Welcome to our new contributor Deb, a youth librarian and consumer of just about anything readable. In her words, "I like to read all sorts of things, especially young adult novels, speculative fiction and oddball fantasy, pop science essays, nonfiction that reads like fiction, tales set in places I’ve been or hope to visit, glimpses into other cultures, retold fairy tales, wry memoirs, and field guides. Also anything my sister recommends."
I grew up in an active family. We hiked, gardened, went camping, and (in between reading) generally were seldom idle. What we did not do is play organized sports, and so I never learned how. In elementary school I found that the other kids already knew the rules to the games, whereas I, in confusion, would invariably kick the ball or smack the puck or flubble the gimlet to exactly the wrong person and everyone would holler at me in disgust. Unsurprisingly, in my own personal iteration of that familiar bookworm's story, I developed an aversion to sport. It wasn't until my Ultimate Frisbee days in graduate school that I tapped my latent athletic streak.
This is all to say that I do not read sports books. I am not versed in sports strategy or history, my heroes aren't sports figures, and sporty play-by-play bores me. So hear me, my people, the sporty and the unsporty alike, when I tell you that to my astonishment Michael Lewis' book The Blind Side--a book about football* -- was one of the best books I read in 2008.

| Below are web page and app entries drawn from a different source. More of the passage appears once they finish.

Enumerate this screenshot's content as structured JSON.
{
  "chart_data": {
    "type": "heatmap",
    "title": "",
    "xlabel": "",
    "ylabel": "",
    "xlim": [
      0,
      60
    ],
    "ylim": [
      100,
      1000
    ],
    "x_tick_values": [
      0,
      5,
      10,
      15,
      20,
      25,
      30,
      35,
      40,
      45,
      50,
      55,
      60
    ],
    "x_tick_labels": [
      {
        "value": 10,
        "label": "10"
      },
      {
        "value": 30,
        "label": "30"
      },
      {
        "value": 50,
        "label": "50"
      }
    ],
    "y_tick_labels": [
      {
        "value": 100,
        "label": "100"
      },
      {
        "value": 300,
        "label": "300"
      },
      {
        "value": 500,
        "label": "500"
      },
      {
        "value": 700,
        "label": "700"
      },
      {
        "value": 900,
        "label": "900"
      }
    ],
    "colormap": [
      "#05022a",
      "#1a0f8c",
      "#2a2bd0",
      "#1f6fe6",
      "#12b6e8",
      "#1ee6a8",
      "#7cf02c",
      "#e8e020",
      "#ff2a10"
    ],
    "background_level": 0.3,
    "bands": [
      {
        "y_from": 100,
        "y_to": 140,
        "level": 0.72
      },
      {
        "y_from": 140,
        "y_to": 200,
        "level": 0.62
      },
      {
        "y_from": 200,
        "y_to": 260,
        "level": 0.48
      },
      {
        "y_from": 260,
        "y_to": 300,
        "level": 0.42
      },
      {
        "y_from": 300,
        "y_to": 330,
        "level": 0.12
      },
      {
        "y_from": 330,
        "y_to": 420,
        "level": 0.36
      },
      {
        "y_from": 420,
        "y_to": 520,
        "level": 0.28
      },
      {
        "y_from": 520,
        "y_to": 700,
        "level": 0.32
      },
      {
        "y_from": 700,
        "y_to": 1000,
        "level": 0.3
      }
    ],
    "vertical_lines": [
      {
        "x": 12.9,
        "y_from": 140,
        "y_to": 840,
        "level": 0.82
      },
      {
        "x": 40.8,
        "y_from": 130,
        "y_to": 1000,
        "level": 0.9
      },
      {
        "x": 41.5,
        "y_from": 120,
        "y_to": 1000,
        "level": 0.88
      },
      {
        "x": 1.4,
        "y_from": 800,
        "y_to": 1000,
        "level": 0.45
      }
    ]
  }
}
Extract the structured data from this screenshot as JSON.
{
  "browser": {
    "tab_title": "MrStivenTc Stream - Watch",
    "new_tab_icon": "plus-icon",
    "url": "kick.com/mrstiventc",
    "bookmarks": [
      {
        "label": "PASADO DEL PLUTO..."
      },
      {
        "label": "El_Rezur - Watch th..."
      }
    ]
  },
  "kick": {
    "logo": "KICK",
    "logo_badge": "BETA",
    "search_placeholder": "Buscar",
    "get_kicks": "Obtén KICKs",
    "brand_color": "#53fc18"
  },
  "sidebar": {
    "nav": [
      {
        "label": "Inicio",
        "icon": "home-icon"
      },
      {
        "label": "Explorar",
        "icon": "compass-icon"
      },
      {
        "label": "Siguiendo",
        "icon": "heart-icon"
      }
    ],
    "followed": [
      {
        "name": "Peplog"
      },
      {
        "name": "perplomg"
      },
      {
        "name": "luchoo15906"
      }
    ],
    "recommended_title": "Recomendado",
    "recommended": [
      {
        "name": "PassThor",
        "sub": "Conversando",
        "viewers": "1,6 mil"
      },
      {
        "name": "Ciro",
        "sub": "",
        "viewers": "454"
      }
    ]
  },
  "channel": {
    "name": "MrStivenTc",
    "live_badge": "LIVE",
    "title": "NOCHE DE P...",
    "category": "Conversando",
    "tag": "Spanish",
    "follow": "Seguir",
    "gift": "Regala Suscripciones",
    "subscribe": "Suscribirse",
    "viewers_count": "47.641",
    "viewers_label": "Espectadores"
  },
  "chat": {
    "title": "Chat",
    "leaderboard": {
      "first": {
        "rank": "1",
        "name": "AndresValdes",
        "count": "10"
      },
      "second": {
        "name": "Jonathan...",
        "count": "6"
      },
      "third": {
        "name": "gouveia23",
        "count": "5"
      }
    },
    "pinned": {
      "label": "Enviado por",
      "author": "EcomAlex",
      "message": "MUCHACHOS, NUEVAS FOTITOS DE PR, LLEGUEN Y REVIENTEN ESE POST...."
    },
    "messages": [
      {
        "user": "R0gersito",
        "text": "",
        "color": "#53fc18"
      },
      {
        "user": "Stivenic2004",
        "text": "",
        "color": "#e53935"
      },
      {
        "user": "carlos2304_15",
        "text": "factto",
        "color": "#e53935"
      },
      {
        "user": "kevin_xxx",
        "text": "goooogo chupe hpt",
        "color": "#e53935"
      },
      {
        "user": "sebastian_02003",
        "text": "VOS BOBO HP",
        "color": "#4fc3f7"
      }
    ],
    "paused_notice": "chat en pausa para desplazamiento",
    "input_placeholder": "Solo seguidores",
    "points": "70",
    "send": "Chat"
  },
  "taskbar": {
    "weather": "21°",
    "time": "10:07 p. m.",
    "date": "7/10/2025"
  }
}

I understand that the movie (I haven't seen it yet) plays up Sandra Bullock's role as the mother who takes in a disadvantaged young football player, but in the book her whole family's role, while interesting, is merely part of the framework for the real meat of the story. Or should I say, stories: One thread follows the unlikely tale of Michael Oher, a huge and athletically talented African-American kid (and a natural left tackle, even though he doesn’t know it) who grew up destitute in the Memphis ghettos and through a weird series of events was essentially adopted by a rich white family. The other thread -- and I kid you not, sports non-fans, it's absolutely fascinating and clear as a window -- explains the development of the passing game in football, and why it led to quarterback sacks (usually by the pass rusher), which in turn led to the increasing importance of the left tackle, whose job it is to guard the quarterback’s blind side.
I can see your eyes glazing from here, non-football fans. But trust me, and treat yourselves, and get in line for a copy of The Blind Side. (Both the book and the downloadable audiobook are available at the library.)
* So why did I pick up a book about football in the first place?, I hear you cry. Because I saw it listed among the Alex Awards of 2007, and I have found that the Alex Awards can point you toward some very fine reading.